EXERCISE REQUIREMENTS:
Report each line of the data that has "Tiên" somewhere in it.

RECORDS FOR THE TASK:
------------------------------------------------------------

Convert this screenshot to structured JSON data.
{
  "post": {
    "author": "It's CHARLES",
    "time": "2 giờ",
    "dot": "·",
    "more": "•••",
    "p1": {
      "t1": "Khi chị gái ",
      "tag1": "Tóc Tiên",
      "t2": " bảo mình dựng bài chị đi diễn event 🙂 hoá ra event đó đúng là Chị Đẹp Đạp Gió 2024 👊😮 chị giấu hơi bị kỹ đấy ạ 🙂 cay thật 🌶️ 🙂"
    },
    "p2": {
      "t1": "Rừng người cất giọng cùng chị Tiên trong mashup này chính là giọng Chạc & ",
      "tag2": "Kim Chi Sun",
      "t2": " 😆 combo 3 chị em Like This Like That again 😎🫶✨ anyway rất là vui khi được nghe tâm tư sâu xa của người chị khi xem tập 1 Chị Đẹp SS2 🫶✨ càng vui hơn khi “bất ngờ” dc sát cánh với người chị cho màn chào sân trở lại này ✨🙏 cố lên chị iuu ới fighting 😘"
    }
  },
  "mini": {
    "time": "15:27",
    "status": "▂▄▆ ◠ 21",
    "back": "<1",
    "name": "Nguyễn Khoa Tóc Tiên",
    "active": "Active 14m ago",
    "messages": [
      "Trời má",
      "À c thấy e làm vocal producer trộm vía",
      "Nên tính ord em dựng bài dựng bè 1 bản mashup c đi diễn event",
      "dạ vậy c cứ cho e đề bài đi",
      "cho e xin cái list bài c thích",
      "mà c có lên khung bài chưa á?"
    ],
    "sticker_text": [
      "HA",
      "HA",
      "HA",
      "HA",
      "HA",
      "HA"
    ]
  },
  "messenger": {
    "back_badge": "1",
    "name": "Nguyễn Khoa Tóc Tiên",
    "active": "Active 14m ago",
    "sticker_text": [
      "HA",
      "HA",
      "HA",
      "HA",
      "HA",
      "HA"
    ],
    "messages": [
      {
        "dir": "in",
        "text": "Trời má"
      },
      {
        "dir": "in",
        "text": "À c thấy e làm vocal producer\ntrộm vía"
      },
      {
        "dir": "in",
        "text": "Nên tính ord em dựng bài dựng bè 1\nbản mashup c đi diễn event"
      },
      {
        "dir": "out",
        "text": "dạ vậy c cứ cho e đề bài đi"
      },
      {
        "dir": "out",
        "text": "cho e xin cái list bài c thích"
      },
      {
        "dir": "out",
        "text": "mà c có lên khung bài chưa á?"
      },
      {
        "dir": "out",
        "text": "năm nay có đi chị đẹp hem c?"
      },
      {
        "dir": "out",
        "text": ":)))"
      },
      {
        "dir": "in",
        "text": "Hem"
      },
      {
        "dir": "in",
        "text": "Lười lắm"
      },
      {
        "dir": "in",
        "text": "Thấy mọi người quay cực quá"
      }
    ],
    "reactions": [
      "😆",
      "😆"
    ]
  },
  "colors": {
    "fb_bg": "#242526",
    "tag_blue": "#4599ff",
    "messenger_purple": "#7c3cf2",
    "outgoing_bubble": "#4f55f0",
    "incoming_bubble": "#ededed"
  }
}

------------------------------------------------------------

TASK RESPONSE:
      "tag1": "Tóc Tiên",
      "t1": "Rừng người cất giọng cùng chị Tiên trong mashup này chính là giọng Chạc & ",
    "name": "Nguyễn Khoa Tóc Tiên",
    "name": "Nguyễn Khoa Tóc Tiên",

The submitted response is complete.